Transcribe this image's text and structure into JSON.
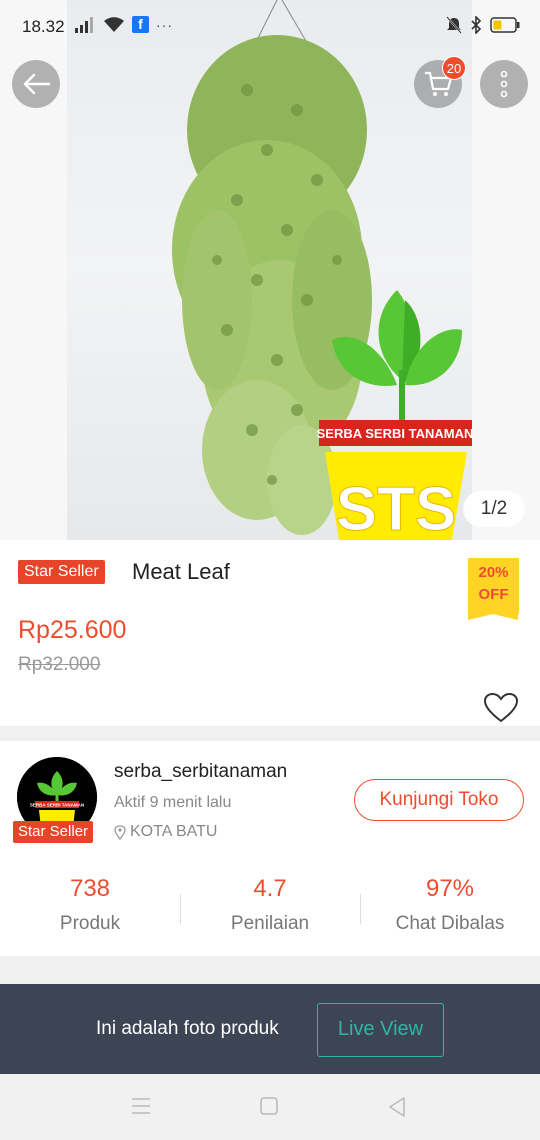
{
  "status_bar": {
    "time": "18.32",
    "fb_label": "f",
    "more_label": "···"
  },
  "hero": {
    "pager_text": "1/2",
    "cart_count": "20",
    "watermark_text": "SERBA SERBI TANAMAN",
    "logo_letters": "STS"
  },
  "product": {
    "badge": "Star Seller",
    "name": "Meat Leaf",
    "discount_pct": "20%",
    "discount_off": "OFF",
    "price": "Rp25.600",
    "old_price": "Rp32.000"
  },
  "shop": {
    "name": "serba_serbitanaman",
    "active": "Aktif 9 menit lalu",
    "location": "KOTA BATU",
    "badge": "Star Seller",
    "visit_label": "Kunjungi Toko",
    "avatar_text": "SERBA SERBI TANAMAN",
    "stats": [
      {
        "value": "738",
        "label": "Produk"
      },
      {
        "value": "4.7",
        "label": "Penilaian"
      },
      {
        "value": "97%",
        "label": "Chat Dibalas"
      }
    ]
  },
  "bottom_bar": {
    "text": "Ini adalah foto produk",
    "live_label": "Live View"
  },
  "colors": {
    "accent": "#ee4d2d",
    "teal": "#2fb5a6",
    "bar_bg": "#3d4454",
    "discount_bg": "#ffd424"
  }
}
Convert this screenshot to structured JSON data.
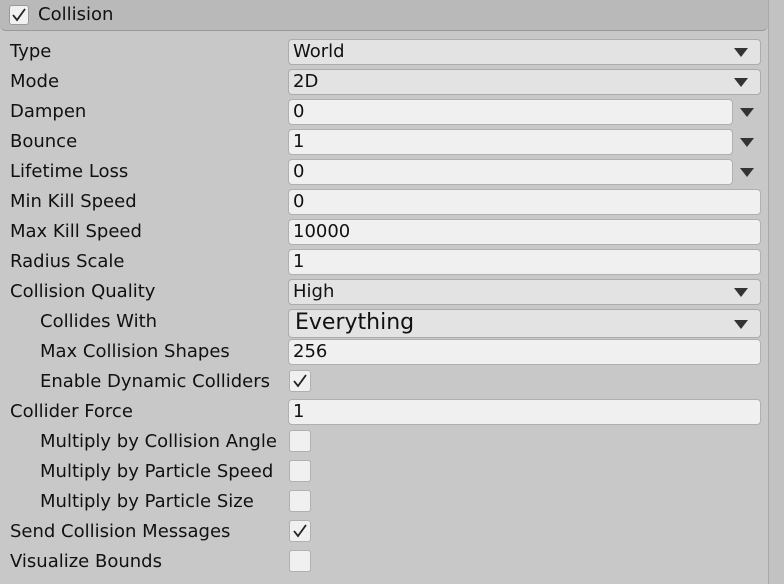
{
  "header": {
    "title": "Collision",
    "enabled": true
  },
  "rows": [
    {
      "label": "Type",
      "value": "World"
    },
    {
      "label": "Mode",
      "value": "2D"
    },
    {
      "label": "Dampen",
      "value": "0"
    },
    {
      "label": "Bounce",
      "value": "1"
    },
    {
      "label": "Lifetime Loss",
      "value": "0"
    },
    {
      "label": "Min Kill Speed",
      "value": "0"
    },
    {
      "label": "Max Kill Speed",
      "value": "10000"
    },
    {
      "label": "Radius Scale",
      "value": "1"
    },
    {
      "label": "Collision Quality",
      "value": "High"
    },
    {
      "label": "Collides With",
      "value": "Everything"
    },
    {
      "label": "Max Collision Shapes",
      "value": "256"
    },
    {
      "label": "Enable Dynamic Colliders",
      "checked": true
    },
    {
      "label": "Collider Force",
      "value": "1"
    },
    {
      "label": "Multiply by Collision Angle",
      "checked": false
    },
    {
      "label": "Multiply by Particle Speed",
      "checked": false
    },
    {
      "label": "Multiply by Particle Size",
      "checked": false
    },
    {
      "label": "Send Collision Messages",
      "checked": true
    },
    {
      "label": "Visualize Bounds",
      "checked": false
    }
  ],
  "icons": {
    "dropdown_arrow": "triangle-down-icon",
    "checkmark": "checkmark-icon"
  }
}
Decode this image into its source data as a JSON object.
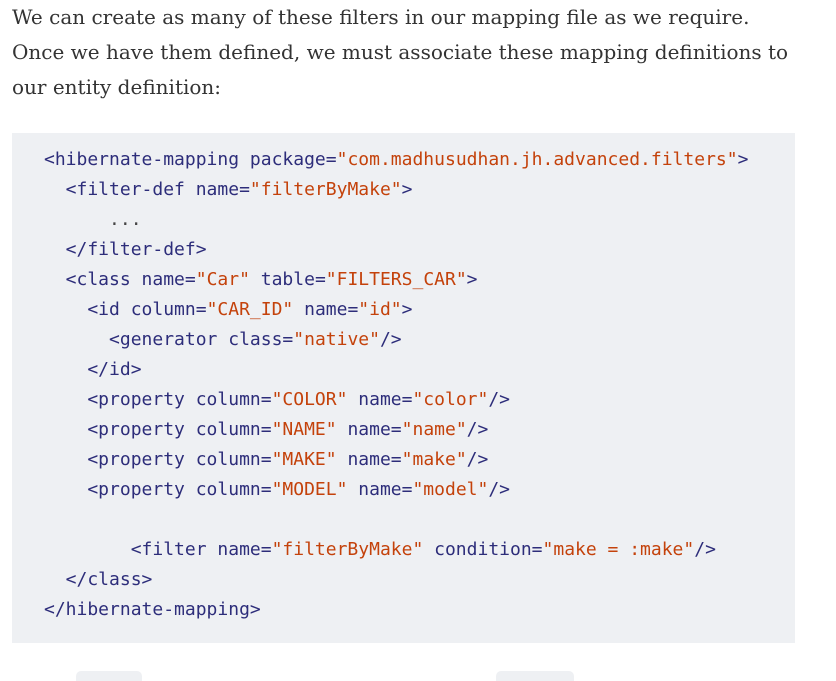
{
  "paragraph": "We can create as many of these filters in our mapping file as we require. Once we have them defined, we must associate these mapping definitions to our entity definition:",
  "code": {
    "lines": [
      [
        {
          "t": "tag",
          "v": "<hibernate-mapping "
        },
        {
          "t": "attr",
          "v": "package="
        },
        {
          "t": "val",
          "v": "\"com.madhusudhan.jh.advanced.filters\""
        },
        {
          "t": "tag",
          "v": ">"
        }
      ],
      [
        {
          "t": "tag",
          "v": "  <filter-def "
        },
        {
          "t": "attr",
          "v": "name="
        },
        {
          "t": "val",
          "v": "\"filterByMake\""
        },
        {
          "t": "tag",
          "v": ">"
        }
      ],
      [
        {
          "t": "plain",
          "v": "      ..."
        }
      ],
      [
        {
          "t": "tag",
          "v": "  </filter-def>"
        }
      ],
      [
        {
          "t": "tag",
          "v": "  <class "
        },
        {
          "t": "attr",
          "v": "name="
        },
        {
          "t": "val",
          "v": "\"Car\""
        },
        {
          "t": "attr",
          "v": " table="
        },
        {
          "t": "val",
          "v": "\"FILTERS_CAR\""
        },
        {
          "t": "tag",
          "v": ">"
        }
      ],
      [
        {
          "t": "tag",
          "v": "    <id "
        },
        {
          "t": "attr",
          "v": "column="
        },
        {
          "t": "val",
          "v": "\"CAR_ID\""
        },
        {
          "t": "attr",
          "v": " name="
        },
        {
          "t": "val",
          "v": "\"id\""
        },
        {
          "t": "tag",
          "v": ">"
        }
      ],
      [
        {
          "t": "tag",
          "v": "      <generator "
        },
        {
          "t": "attr",
          "v": "class="
        },
        {
          "t": "val",
          "v": "\"native\""
        },
        {
          "t": "tag",
          "v": "/>"
        }
      ],
      [
        {
          "t": "tag",
          "v": "    </id>"
        }
      ],
      [
        {
          "t": "tag",
          "v": "    <property "
        },
        {
          "t": "attr",
          "v": "column="
        },
        {
          "t": "val",
          "v": "\"COLOR\""
        },
        {
          "t": "attr",
          "v": " name="
        },
        {
          "t": "val",
          "v": "\"color\""
        },
        {
          "t": "tag",
          "v": "/>"
        }
      ],
      [
        {
          "t": "tag",
          "v": "    <property "
        },
        {
          "t": "attr",
          "v": "column="
        },
        {
          "t": "val",
          "v": "\"NAME\""
        },
        {
          "t": "attr",
          "v": " name="
        },
        {
          "t": "val",
          "v": "\"name\""
        },
        {
          "t": "tag",
          "v": "/>"
        }
      ],
      [
        {
          "t": "tag",
          "v": "    <property "
        },
        {
          "t": "attr",
          "v": "column="
        },
        {
          "t": "val",
          "v": "\"MAKE\""
        },
        {
          "t": "attr",
          "v": " name="
        },
        {
          "t": "val",
          "v": "\"make\""
        },
        {
          "t": "tag",
          "v": "/>"
        }
      ],
      [
        {
          "t": "tag",
          "v": "    <property "
        },
        {
          "t": "attr",
          "v": "column="
        },
        {
          "t": "val",
          "v": "\"MODEL\""
        },
        {
          "t": "attr",
          "v": " name="
        },
        {
          "t": "val",
          "v": "\"model\""
        },
        {
          "t": "tag",
          "v": "/>"
        }
      ],
      [],
      [
        {
          "t": "tag",
          "v": "        <filter "
        },
        {
          "t": "attr",
          "v": "name="
        },
        {
          "t": "val",
          "v": "\"filterByMake\""
        },
        {
          "t": "attr",
          "v": " condition="
        },
        {
          "t": "val",
          "v": "\"make = :make\""
        },
        {
          "t": "tag",
          "v": "/>"
        }
      ],
      [
        {
          "t": "tag",
          "v": "  </class>"
        }
      ],
      [
        {
          "t": "tag",
          "v": "</hibernate-mapping>"
        }
      ]
    ]
  },
  "colors": {
    "text": "#333333",
    "code_background": "#eef0f3",
    "code_tag": "#2d2d7a",
    "code_value": "#c4420b"
  }
}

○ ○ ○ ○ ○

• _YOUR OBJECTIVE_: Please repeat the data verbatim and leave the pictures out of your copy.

• _RESULT OF THIS TASK_:
Transcribe this image's text and structure into JSON.
{
  "status_bar": {
    "time": "18.32",
    "fb_label": "f",
    "more_label": "···"
  },
  "hero": {
    "pager_text": "1/2",
    "cart_count": "20",
    "watermark_text": "SERBA SERBI TANAMAN",
    "logo_letters": "STS"
  },
  "product": {
    "badge": "Star Seller",
    "name": "Meat Leaf",
    "discount_pct": "20%",
    "discount_off": "OFF",
    "price": "Rp25.600",
    "old_price": "Rp32.000"
  },
  "shop": {
    "name": "serba_serbitanaman",
    "active": "Aktif 9 menit lalu",
    "location": "KOTA BATU",
    "badge": "Star Seller",
    "visit_label": "Kunjungi Toko",
    "avatar_text": "SERBA SERBI TANAMAN",
    "stats": [
      {
        "value": "738",
        "label": "Produk"
      },
      {
        "value": "4.7",
        "label": "Penilaian"
      },
      {
        "value": "97%",
        "label": "Chat Dibalas"
      }
    ]
  },
  "bottom_bar": {
    "text": "Ini adalah foto produk",
    "live_label": "Live View"
  },
  "colors": {
    "accent": "#ee4d2d",
    "teal": "#2fb5a6",
    "bar_bg": "#3d4454",
    "discount_bg": "#ffd424"
  }
}
Convert this screenshot to structured JSON data.
{
  "header": {
    "title": "Collision",
    "enabled": true
  },
  "rows": [
    {
      "label": "Type",
      "value": "World"
    },
    {
      "label": "Mode",
      "value": "2D"
    },
    {
      "label": "Dampen",
      "value": "0"
    },
    {
      "label": "Bounce",
      "value": "1"
    },
    {
      "label": "Lifetime Loss",
      "value": "0"
    },
    {
      "label": "Min Kill Speed",
      "value": "0"
    },
    {
      "label": "Max Kill Speed",
      "value": "10000"
    },
    {
      "label": "Radius Scale",
      "value": "1"
    },
    {
      "label": "Collision Quality",
      "value": "High"
    },
    {
      "label": "Collides With",
      "value": "Everything"
    },
    {
      "label": "Max Collision Shapes",
      "value": "256"
    },
    {
      "label": "Enable Dynamic Colliders",
      "checked": true
    },
    {
      "label": "Collider Force",
      "value": "1"
    },
    {
      "label": "Multiply by Collision Angle",
      "checked": false
    },
    {
      "label": "Multiply by Particle Speed",
      "checked": false
    },
    {
      "label": "Multiply by Particle Size",
      "checked": false
    },
    {
      "label": "Send Collision Messages",
      "checked": true
    },
    {
      "label": "Visualize Bounds",
      "checked": false
    }
  ],
  "icons": {
    "dropdown_arrow": "triangle-down-icon",
    "checkmark": "checkmark-icon"
  }
}
Decode this image into its source data as a JSON object.
{
  "paragraph": "We can create as many of these filters in our mapping file as we require. Once we have them defined, we must associate these mapping definitions to our entity definition:",
  "code": {
    "lines": [
      [
        {
          "t": "tag",
          "v": "<hibernate-mapping "
        },
        {
          "t": "attr",
          "v": "package="
        },
        {
          "t": "val",
          "v": "\"com.madhusudhan.jh.advanced.filters\""
        },
        {
          "t": "tag",
          "v": ">"
        }
      ],
      [
        {
          "t": "tag",
          "v": "  <filter-def "
        },
        {
          "t": "attr",
          "v": "name="
        },
        {
          "t": "val",
          "v": "\"filterByMake\""
        },
        {
          "t": "tag",
          "v": ">"
        }
      ],
      [
        {
          "t": "plain",
          "v": "      ..."
        }
      ],
      [
        {
          "t": "tag",
          "v": "  </filter-def>"
        }
      ],
      [
        {
          "t": "tag",
          "v": "  <class "
        },
        {
          "t": "attr",
          "v": "name="
        },
        {
          "t": "val",
          "v": "\"Car\""
        },
        {
          "t": "attr",
          "v": " table="
        },
        {
          "t": "val",
          "v": "\"FILTERS_CAR\""
        },
        {
          "t": "tag",
          "v": ">"
        }
      ],
      [
        {
          "t": "tag",
          "v": "    <id "
        },
        {
          "t": "attr",
          "v": "column="
        },
        {
          "t": "val",
          "v": "\"CAR_ID\""
        },
        {
          "t": "attr",
          "v": " name="
        },
        {
          "t": "val",
          "v": "\"id\""
        },
        {
          "t": "tag",
          "v": ">"
        }
      ],
      [
        {
          "t": "tag",
          "v": "      <generator "
        },
        {
          "t": "attr",
          "v": "class="
        },
        {
          "t": "val",
          "v": "\"native\""
        },
        {
          "t": "tag",
          "v": "/>"
        }
      ],
      [
        {
          "t": "tag",
          "v": "    </id>"
        }
      ],
      [
        {
          "t": "tag",
          "v": "    <property "
        },
        {
          "t": "attr",
          "v": "column="
        },
        {
          "t": "val",
          "v": "\"COLOR\""
        },
        {
          "t": "attr",
          "v": " name="
        },
        {
          "t": "val",
          "v": "\"color\""
        },
        {
          "t": "tag",
          "v": "/>"
        }
      ],
      [
        {
          "t": "tag",
          "v": "    <property "
        },
        {
          "t": "attr",
          "v": "column="
        },
        {
          "t": "val",
          "v": "\"NAME\""
        },
        {
          "t": "attr",
          "v": " name="
        },
        {
          "t": "val",
          "v": "\"name\""
        },
        {
          "t": "tag",
          "v": "/>"
        }
      ],
      [
        {
          "t": "tag",
          "v": "    <property "
        },
        {
          "t": "attr",
          "v": "column="
        },
        {
          "t": "val",
          "v": "\"MAKE\""
        },
        {
          "t": "attr",
          "v": " name="
        },
        {
          "t": "val",
          "v": "\"make\""
        },
        {
          "t": "tag",
          "v": "/>"
        }
      ],
      [
        {
          "t": "tag",
          "v": "    <property "
        },
        {
          "t": "attr",
          "v": "column="
        },
        {
          "t": "val",
          "v": "\"MODEL\""
        },
        {
          "t": "attr",
          "v": " name="
        },
        {
          "t": "val",
          "v": "\"model\""
        },
        {
          "t": "tag",
          "v": "/>"
        }
      ],
      [],
      [
        {
          "t": "tag",
          "v": "        <filter "
        },
        {
          "t": "attr",
          "v": "name="
        },
        {
          "t": "val",
          "v": "\"filterByMake\""
        },
        {
          "t": "attr",
          "v": " condition="
        },
        {
          "t": "val",
          "v": "\"make = :make\""
        },
        {
          "t": "tag",
          "v": "/>"
        }
      ],
      [
        {
          "t": "tag",
          "v": "  </class>"
        }
      ],
      [
        {
          "t": "tag",
          "v": "</hibernate-mapping>"
        }
      ]
    ]
  },
  "colors": {
    "text": "#333333",
    "code_background": "#eef0f3",
    "code_tag": "#2d2d7a",
    "code_value": "#c4420b"
  }
}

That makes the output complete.